This also happened to coincide with Jukepop/1888/Black Hill Press’ Summer Writing Project 2015, which was perfect.  Essentially, the competition gave you between 1 June 2015 – 30th August 2015 to submit a novella (max 50k words) a chapter at a time.  Readers could vote per chapter, but essentially the 3 winners would be the ones with the most unique readers who followed the story from beginning to end.  So I entered my sci-fi project Lexus.  Not only was I creating something shorter than I was used to but I was also using a genre I have little experience writing in order to push me out of my comfort zone.

This blog will look at how much success I had with this venture as well as my plans for the future.

As a closing statement I would say that if anyone is looking for a writing community, Jukepop is the one for you.  Fellow authors are amazingly supportive, they offer invaluable feedback and there are some fantastic stories posted on there by some incredible authors.  Best of all, its free!

Although you have to sign up for an account, you don’t get spammed and you don’t have to give a million and one personal details.  The minimum you need to give is your email address.  That’s right, you can leave all other fields blank – you don’t even need to give your name.  Of course, the more information you give the better, because this helps other authors with the analytics I mentioned earlier.  For example, if you fill in your DOB, gender and what country you are from, an author gets an idea of who their story appeals to.  They won’t see these details of course; only that a certain number of people of a certain age bracket from a certain country voted and read their story.  Names will be left out of it.

Your profile will only show your name and where you are from (if you provided these details).  You have the option to give as much or as little of your address as you are comfortable with.  Most people merely put which country they are from while a few also put down what county/state.
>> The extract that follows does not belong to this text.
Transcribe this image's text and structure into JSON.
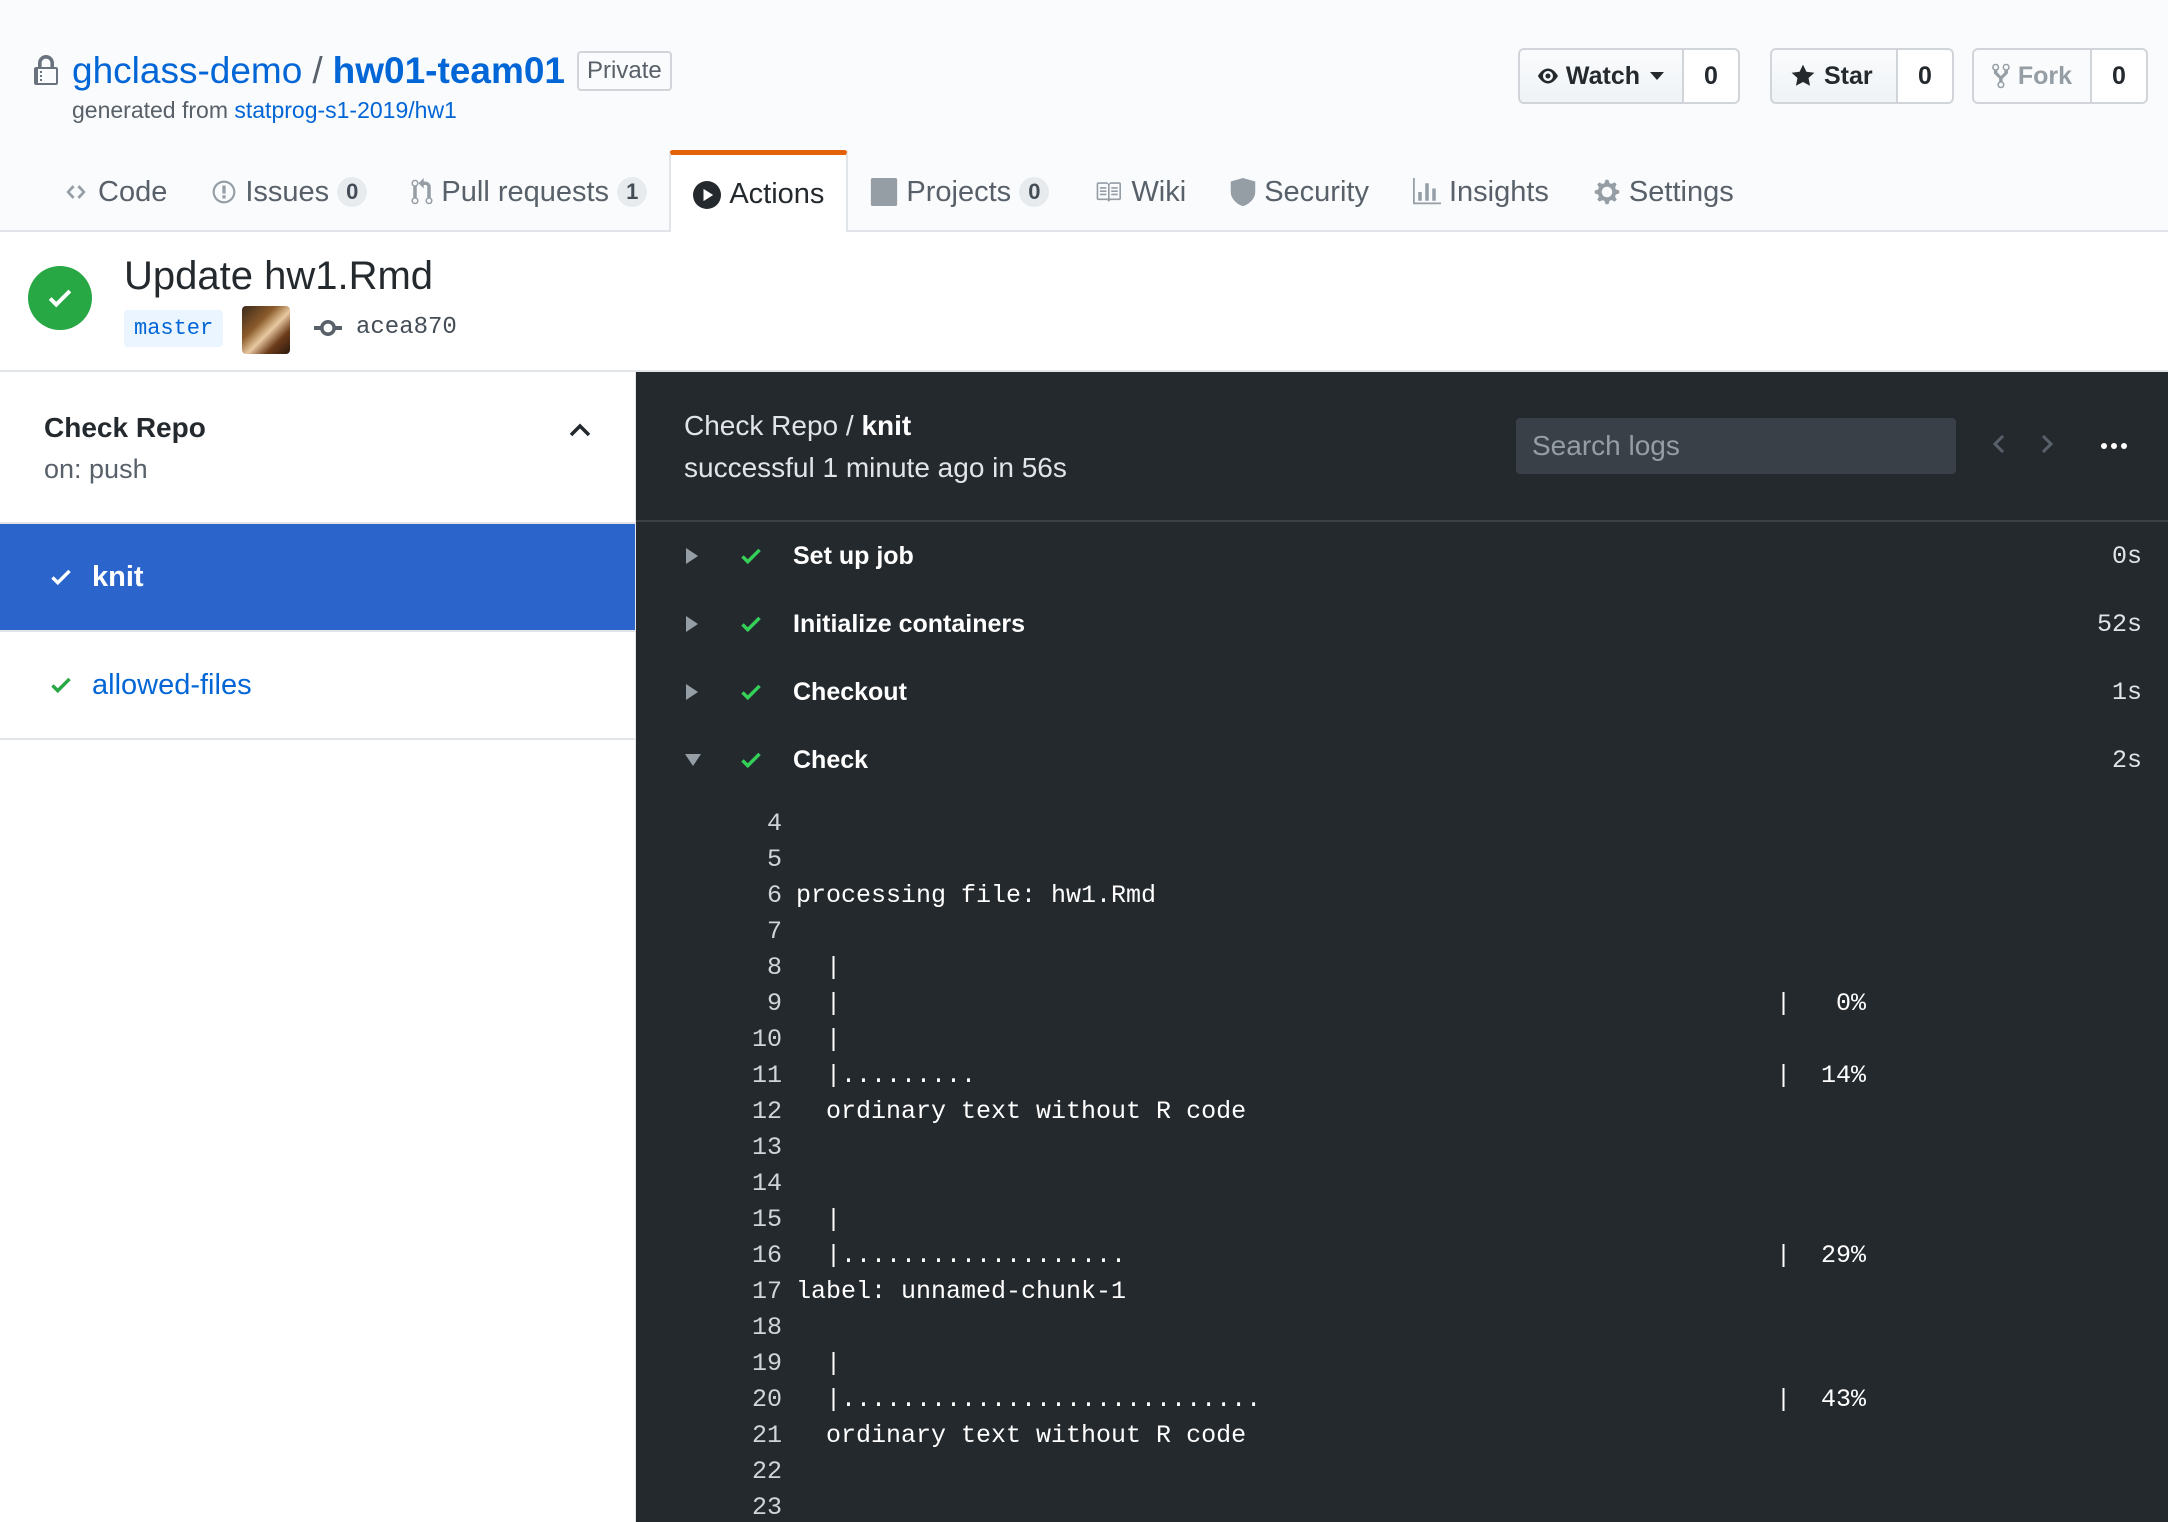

The only emails you receive from Jukepop are notifications when serials on your bookshelf have a new chapter uploaded (think of the bookshelf like your list on Netflix – you can queue as many stories as you are interested in to read at your leisure) and when somebody has replied to a comment you have left or written on your wall.  Even then you can set these to daily, weekly or off altogether.  So no emails from third parties.  No Nigerian Princes.  No viagra or penis enlargements.  Just useful, relevant stuff which, as mentioned, you can turn off anyway.  Great, right?

So a free to join community that does not spam and is chock full of supportive members – what more could you ask for …?  A mobile/tablet app you say?  They have that too!

Honestly, I don’t think I would’ve come half as far as I have this past summer without Jukepop and its wonderful authors and readers!  So what are you waiting for?